What you have to do » Retype every entry exactly, character for character.

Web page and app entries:
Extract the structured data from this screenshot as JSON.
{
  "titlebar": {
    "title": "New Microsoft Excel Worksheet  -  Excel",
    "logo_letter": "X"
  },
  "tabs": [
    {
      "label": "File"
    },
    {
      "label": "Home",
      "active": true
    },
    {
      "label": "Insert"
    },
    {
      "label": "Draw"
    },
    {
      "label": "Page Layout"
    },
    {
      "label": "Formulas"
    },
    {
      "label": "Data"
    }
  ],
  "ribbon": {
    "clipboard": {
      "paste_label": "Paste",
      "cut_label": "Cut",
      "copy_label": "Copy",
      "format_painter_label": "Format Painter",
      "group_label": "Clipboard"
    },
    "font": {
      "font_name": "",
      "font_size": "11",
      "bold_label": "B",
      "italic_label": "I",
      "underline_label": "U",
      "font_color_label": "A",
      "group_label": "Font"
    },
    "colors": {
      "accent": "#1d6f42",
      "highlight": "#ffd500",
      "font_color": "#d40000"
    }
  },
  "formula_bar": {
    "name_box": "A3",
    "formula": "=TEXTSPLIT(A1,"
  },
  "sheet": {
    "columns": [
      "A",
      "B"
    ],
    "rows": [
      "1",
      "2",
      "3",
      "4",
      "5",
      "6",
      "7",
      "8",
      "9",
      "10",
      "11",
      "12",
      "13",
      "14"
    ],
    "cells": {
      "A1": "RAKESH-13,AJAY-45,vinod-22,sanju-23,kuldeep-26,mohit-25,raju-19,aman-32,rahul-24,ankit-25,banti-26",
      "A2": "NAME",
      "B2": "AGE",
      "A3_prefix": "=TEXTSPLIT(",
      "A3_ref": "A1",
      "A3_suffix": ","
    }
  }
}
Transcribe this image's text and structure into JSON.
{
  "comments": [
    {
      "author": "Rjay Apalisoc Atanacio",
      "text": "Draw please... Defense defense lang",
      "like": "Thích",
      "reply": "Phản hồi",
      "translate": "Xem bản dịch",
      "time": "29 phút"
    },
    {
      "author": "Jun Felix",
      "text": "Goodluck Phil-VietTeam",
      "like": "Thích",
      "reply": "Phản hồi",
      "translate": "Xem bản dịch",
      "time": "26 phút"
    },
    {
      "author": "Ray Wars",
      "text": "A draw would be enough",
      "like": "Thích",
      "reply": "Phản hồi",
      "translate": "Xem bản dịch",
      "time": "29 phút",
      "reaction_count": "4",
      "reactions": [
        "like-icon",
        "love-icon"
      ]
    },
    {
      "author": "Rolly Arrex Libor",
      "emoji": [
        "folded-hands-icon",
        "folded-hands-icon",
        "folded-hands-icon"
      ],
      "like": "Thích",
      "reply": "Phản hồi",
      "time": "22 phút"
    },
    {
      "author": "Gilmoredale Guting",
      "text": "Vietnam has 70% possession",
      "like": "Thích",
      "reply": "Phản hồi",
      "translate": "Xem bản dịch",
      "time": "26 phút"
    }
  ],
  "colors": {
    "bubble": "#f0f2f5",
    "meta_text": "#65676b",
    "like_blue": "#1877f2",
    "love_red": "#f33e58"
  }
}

Exercise answer »
Extract the structured data from this screenshot as JSON.
{
  "titlebar": {
    "title": "New Microsoft Excel Worksheet  -  Excel",
    "logo_letter": "X"
  },
  "tabs": [
    {
      "label": "File"
    },
    {
      "label": "Home",
      "active": true
    },
    {
      "label": "Insert"
    },
    {
      "label": "Draw"
    },
    {
      "label": "Page Layout"
    },
    {
      "label": "Formulas"
    },
    {
      "label": "Data"
    }
  ],
  "ribbon": {
    "clipboard": {
      "paste_label": "Paste",
      "cut_label": "Cut",
      "copy_label": "Copy",
      "format_painter_label": "Format Painter",
      "group_label": "Clipboard"
    },
    "font": {
      "font_name": "",
      "font_size": "11",
      "bold_label": "B",
      "italic_label": "I",
      "underline_label": "U",
      "font_color_label": "A",
      "group_label": "Font"
    },
    "colors": {
      "accent": "#1d6f42",
      "highlight": "#ffd500",
      "font_color": "#d40000"
    }
  },
  "formula_bar": {
    "name_box": "A3",
    "formula": "=TEXTSPLIT(A1,"
  },
  "sheet": {
    "columns": [
      "A",
      "B"
    ],
    "rows": [
      "1",
      "2",
      "3",
      "4",
      "5",
      "6",
      "7",
      "8",
      "9",
      "10",
      "11",
      "12",
      "13",
      "14"
    ],
    "cells": {
      "A1": "RAKESH-13,AJAY-45,vinod-22,sanju-23,kuldeep-26,mohit-25,raju-19,aman-32,rahul-24,ankit-25,banti-26",
      "A2": "NAME",
      "B2": "AGE",
      "A3_prefix": "=TEXTSPLIT(",
      "A3_ref": "A1",
      "A3_suffix": ","
    }
  }
}
Transcribe this image's text and structure into JSON.
{
  "comments": [
    {
      "author": "Rjay Apalisoc Atanacio",
      "text": "Draw please... Defense defense lang",
      "like": "Thích",
      "reply": "Phản hồi",
      "translate": "Xem bản dịch",
      "time": "29 phút"
    },
    {
      "author": "Jun Felix",
      "text": "Goodluck Phil-VietTeam",
      "like": "Thích",
      "reply": "Phản hồi",
      "translate": "Xem bản dịch",
      "time": "26 phút"
    },
    {
      "author": "Ray Wars",
      "text": "A draw would be enough",
      "like": "Thích",
      "reply": "Phản hồi",
      "translate": "Xem bản dịch",
      "time": "29 phút",
      "reaction_count": "4",
      "reactions": [
        "like-icon",
        "love-icon"
      ]
    },
    {
      "author": "Rolly Arrex Libor",
      "emoji": [
        "folded-hands-icon",
        "folded-hands-icon",
        "folded-hands-icon"
      ],
      "like": "Thích",
      "reply": "Phản hồi",
      "time": "22 phút"
    },
    {
      "author": "Gilmoredale Guting",
      "text": "Vietnam has 70% possession",
      "like": "Thích",
      "reply": "Phản hồi",
      "translate": "Xem bản dịch",
      "time": "26 phút"
    }
  ],
  "colors": {
    "bubble": "#f0f2f5",
    "meta_text": "#65676b",
    "like_blue": "#1877f2",
    "love_red": "#f33e58"
  }
}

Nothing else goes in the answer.